Over the next five years, Syngenta will spend $2 billion to help farmers not only prepare for, but also tackle the threats posed by climate change.
The announcement was made by the company’s CEO, Erik Fyrwald, who also announced the money will be matched by a drive to reduce the carbon intensity of the company’s operations by at least 50 per cent by 2030 to support the ambitious goals of the Paris Agreement on climate change.
“Agriculture is now at the front line of global efforts to tackle climate change,” says Fyrwald. “Syngenta is committed to accelerating our innovation to find better and ever safer solutions to address the shared challenge of climate change and biodiversity loss. These aren’t just words, this is real action that will drive focus in Syngenta to help farmers tackle climate change and reduce the sector’s contribution to the world’s greenhouse gas emissions.”

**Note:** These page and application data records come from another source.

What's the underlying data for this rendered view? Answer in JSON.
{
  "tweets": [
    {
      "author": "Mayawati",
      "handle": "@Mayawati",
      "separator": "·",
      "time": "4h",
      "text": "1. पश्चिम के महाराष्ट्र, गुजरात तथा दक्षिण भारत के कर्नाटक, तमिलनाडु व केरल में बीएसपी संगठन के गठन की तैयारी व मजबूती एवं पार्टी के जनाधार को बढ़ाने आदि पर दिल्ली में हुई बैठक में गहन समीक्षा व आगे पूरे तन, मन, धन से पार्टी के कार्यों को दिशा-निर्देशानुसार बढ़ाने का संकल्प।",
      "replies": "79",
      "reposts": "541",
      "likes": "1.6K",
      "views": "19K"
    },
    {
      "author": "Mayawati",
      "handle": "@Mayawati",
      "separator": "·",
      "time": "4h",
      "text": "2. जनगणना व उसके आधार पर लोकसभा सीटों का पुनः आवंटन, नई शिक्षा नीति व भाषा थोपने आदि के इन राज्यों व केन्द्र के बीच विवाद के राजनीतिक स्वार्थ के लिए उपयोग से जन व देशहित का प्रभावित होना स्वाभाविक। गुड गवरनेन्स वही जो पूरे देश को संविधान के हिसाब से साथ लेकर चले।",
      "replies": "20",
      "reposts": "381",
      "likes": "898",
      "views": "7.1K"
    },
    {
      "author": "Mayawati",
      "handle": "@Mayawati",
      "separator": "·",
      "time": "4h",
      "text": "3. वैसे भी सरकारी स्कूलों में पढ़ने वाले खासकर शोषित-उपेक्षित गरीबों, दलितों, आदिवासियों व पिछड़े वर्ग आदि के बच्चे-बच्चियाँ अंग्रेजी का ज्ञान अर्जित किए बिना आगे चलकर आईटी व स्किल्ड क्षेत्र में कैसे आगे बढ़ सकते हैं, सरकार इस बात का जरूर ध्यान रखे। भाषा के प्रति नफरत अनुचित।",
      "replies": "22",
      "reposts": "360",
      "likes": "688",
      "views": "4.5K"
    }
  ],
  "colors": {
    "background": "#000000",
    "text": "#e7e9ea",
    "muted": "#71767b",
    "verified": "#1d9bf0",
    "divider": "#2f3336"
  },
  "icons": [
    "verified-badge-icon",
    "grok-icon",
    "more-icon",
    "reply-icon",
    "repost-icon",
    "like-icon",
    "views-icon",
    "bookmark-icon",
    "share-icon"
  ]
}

The company has introduced a new sustainability goal of delivering at least two technological breakthroughs to market each year, to reduce agriculture’s contribution to climate change, harness its mitigation capacity, and help the food system stay within planetary boundaries.
The company has partnered with The Nature Conservancy to develop strategies to identify and test new innovations and technology that can benefit farmers and contribute to positive environmental outcomes.
“Achieving conservation at scale will require bold action from the private sector. As businesses increasingly recognize the risks of climate change and the benefits of sustainability, we welcome the opportunity to contribute our science and expertise to help transform business practices,” says Sally Jewell, CEO of The Nature Conservancy.
Progress against the various targets each year will be reported annually and independently audited.